3. Our-Courts no doubt have jurisdiction to try actions relating to such property where the persons against whom relief is sought are living within the jurisdiction, but that is 'upon the ground of a contract or some equity subsisting between the parties respecting immoveables situated out of the jurisdiction.' See the notes to Penn v. Lord Baltimore (1750) W. and T.L.C. (7th Edition) p. 768. There is no contract or equity here. On the other hand, what the respondent claims and what is found on the evidence is that the ruling power of a foreign State has assigned to the respondent the right of that power to levy toll on certain articles in that territory. 'The action is in the nature of an action for a penalty or to recover a tax; it is analogous to an action brought in one country to enforce the revenue laws of another.
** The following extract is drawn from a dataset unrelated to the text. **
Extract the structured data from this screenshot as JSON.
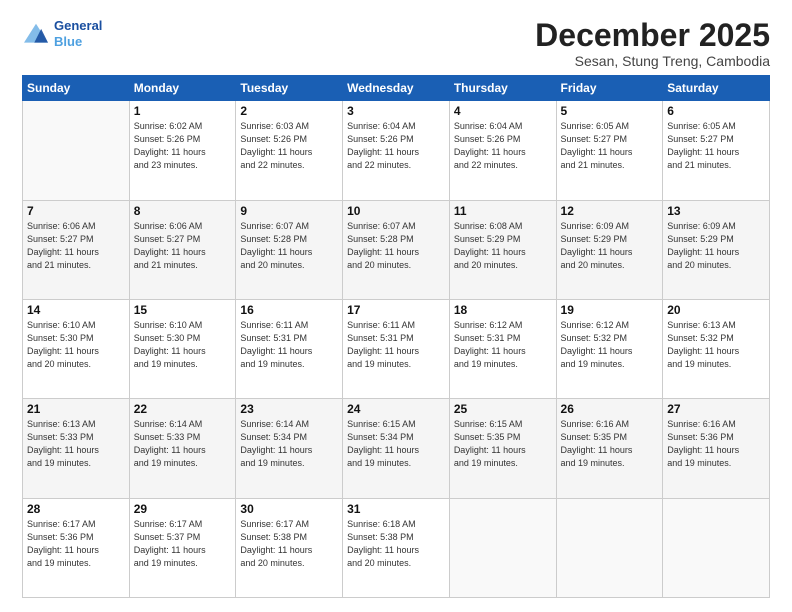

In such case it has always been held that an action will not lie outside the confines of the last mentioned State: 'Sydney Municipal Council v. Bull (1909) 1 K.B. 7. 12.
4. For these reasons the decree of the Court below must be reversed and the claim rejected with costs throughout on the respondent.